Now, consider the adolescent brain. According to the National Institute of Mental Health, it’s “…still under construction.” We tend to engage in riskier behaviors in our teenage years because our executive function is not fully developed. As most of us can well remember, we do stupid things.
What do we disproportionately remember about our lives? The risky and thoughtless behaviors of our formative years. If the availability bias is correct, we will overestimate the probability that these same behaviors will occur again, perhaps in our children. Could this be the root cause of the helicopter parenting that we seem so worried about today? It’s a complicated question but it’s certainly worth a good research project.
I speak Spanish reasonably well but I find it very tiring … which suggests that I probably think more clearly and ethically in Spanish than in English.
Like so many things, it’s all related to our two different modes of thinking: System1 and System 2. System 1 is fast and efficient and operates below the level of consciousness. It makes a great majority of our decisions, typically without any input from our conscious selves. We literally make decisions without knowing that we’re making decisions.
System 2 is all about conscious thought. We bring information into System 2, think it through, and make reasoned decisions. System 2 uses a lot of calories; it’s hard work. As Daniel Kahneman says, “Thinking is to humans as swimming is to cats; they can do it but they’d prefer not to.”
English, of course, is my native language. (American English, that is). It’s second nature to me. It’s easy and fluid. I can think in English without thinking about it. In other words, English is the language of my System 1. At this point in my life, it’s the only language in my System 1 and will probably remain so.
To speak Spanish, on the other hand, I have to invoke System 2. I have to think about my word choice, pronunciation, phrasing, and so on. It’s hard work and wears me out. I can do it but I would have to live in Spain for a while for it to become easy and fluid. (That’s not such a bad idea, is it?)
You may remember that System 1 makes decisions using heuristics or simple rules of thumb. System 1 simplifies everything and makes snap judgments. Most of the time, those judgments are pretty good but, when they’re wrong, they’re wrong in consistent ways. System 1, in other words, is the source of biases that we all have.
To overcome these biases, we have to bring the decision into System 2 and consider it rationally. That takes time, effort, and energy and, oftentimes, we don’t do it. It’s easy to conclude that someone is a jerk. It’s more difficult to invoke System 2 to imagine what that person’s life is like.

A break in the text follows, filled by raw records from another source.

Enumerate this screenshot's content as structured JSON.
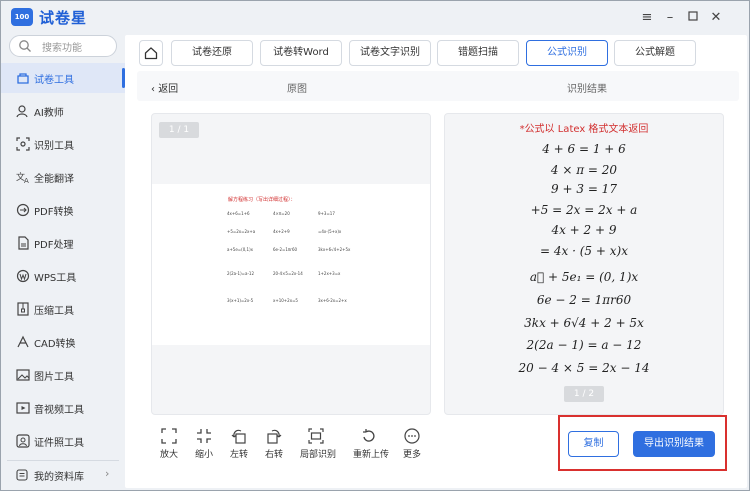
{
  "app": {
    "logo_text": "100",
    "logo_sub": "试卷星",
    "name": "试卷星"
  },
  "search": {
    "placeholder": "搜索功能"
  },
  "sidebar": {
    "items": [
      {
        "label": "试卷工具",
        "icon": "toolbox-icon",
        "active": true
      },
      {
        "label": "AI教师",
        "icon": "ai-teacher-icon"
      },
      {
        "label": "识别工具",
        "icon": "scan-icon"
      },
      {
        "label": "全能翻译",
        "icon": "translate-icon"
      },
      {
        "label": "PDF转换",
        "icon": "pdf-convert-icon"
      },
      {
        "label": "PDF处理",
        "icon": "pdf-process-icon"
      },
      {
        "label": "WPS工具",
        "icon": "wps-icon"
      },
      {
        "label": "压缩工具",
        "icon": "compress-icon"
      },
      {
        "label": "CAD转换",
        "icon": "cad-icon"
      },
      {
        "label": "图片工具",
        "icon": "image-icon"
      },
      {
        "label": "音视频工具",
        "icon": "media-icon"
      },
      {
        "label": "证件照工具",
        "icon": "id-photo-icon"
      }
    ],
    "footer_label": "我的资料库"
  },
  "tabs": [
    "试卷还原",
    "试卷转Word",
    "试卷文字识别",
    "错题扫描",
    "公式识别",
    "公式解题"
  ],
  "active_tab": "公式识别",
  "subheader": {
    "back": "返回",
    "original": "原图",
    "result": "识别结果"
  },
  "original_panel": {
    "page_indicator": "1 / 1",
    "doc_title": "解方程练习（写出详细过程）：",
    "doc_equations": [
      "4x+6=1+6",
      "4×π=20",
      "9+3=17",
      "+5=2x=2x+a",
      "4x+2+9",
      "=4x·(5+x)x",
      "a+5e=(0,1)x",
      "6e-2=1πr60",
      "3kx+6√4+2+5x",
      "2(2a-1)=a-12",
      "20-4×5=2x-14",
      "1+2x+3=x",
      "3(x+1)=2x-5",
      "x+10+2x=5",
      "3x+6-2x=2+x"
    ]
  },
  "result_panel": {
    "note": "*公式以 Latex 格式文本返回",
    "formulas": [
      "4 + 6 = 1 + 6",
      "4 × π = 20",
      "9 + 3 = 17",
      "+5 = 2x = 2x + a",
      "4x + 2 + 9",
      "= 4x · (5 + x)x",
      "a⃗ + 5e₁ = (0, 1)x",
      "6e − 2 = 1πr60",
      "3kx + 6√4 + 2 + 5x",
      "2(2a − 1) = a − 12",
      "20 − 4 × 5 = 2x − 14"
    ],
    "page_indicator": "1 / 2"
  },
  "toolbar": [
    {
      "label": "放大",
      "icon": "zoom-in-icon"
    },
    {
      "label": "缩小",
      "icon": "zoom-out-icon"
    },
    {
      "label": "左转",
      "icon": "rotate-left-icon"
    },
    {
      "label": "右转",
      "icon": "rotate-right-icon"
    },
    {
      "label": "局部识别",
      "icon": "crop-icon"
    },
    {
      "label": "重新上传",
      "icon": "reupload-icon"
    },
    {
      "label": "更多",
      "icon": "more-icon"
    }
  ],
  "actions": {
    "copy": "复制",
    "export": "导出识别结果"
  },
  "colors": {
    "accent": "#2f6fe0",
    "highlight": "#d9302e",
    "note_red": "#d23030"
  }
}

So how does language affect all this? I can only speak Spanish in my rational, logical, conscious System 2. When I’m thinking in Spanish, all my rational neurons are firing. I tend to think more carefully, more thoughtfully, and more ethically. It’s tiring.
When I think in English, on the other hand, I could invoke my System 2 but I certainly don’t have to. I can easily use heuristics in English but not in Spanish. I can jump to conclusions in English but not in Spanish.
The seminal article on this topic was published in 2012 by three professors from the University of Chicago. They write, “Would you make the same decisions in a foreign language as you would in your native tongue? It may be intuitive that people would make the same choices regardless of the language they are using…. We discovered, however, that the opposite is true: Using a foreign language reduces decision-making biases.”
So, it’s true: I’m a better person in Spanish.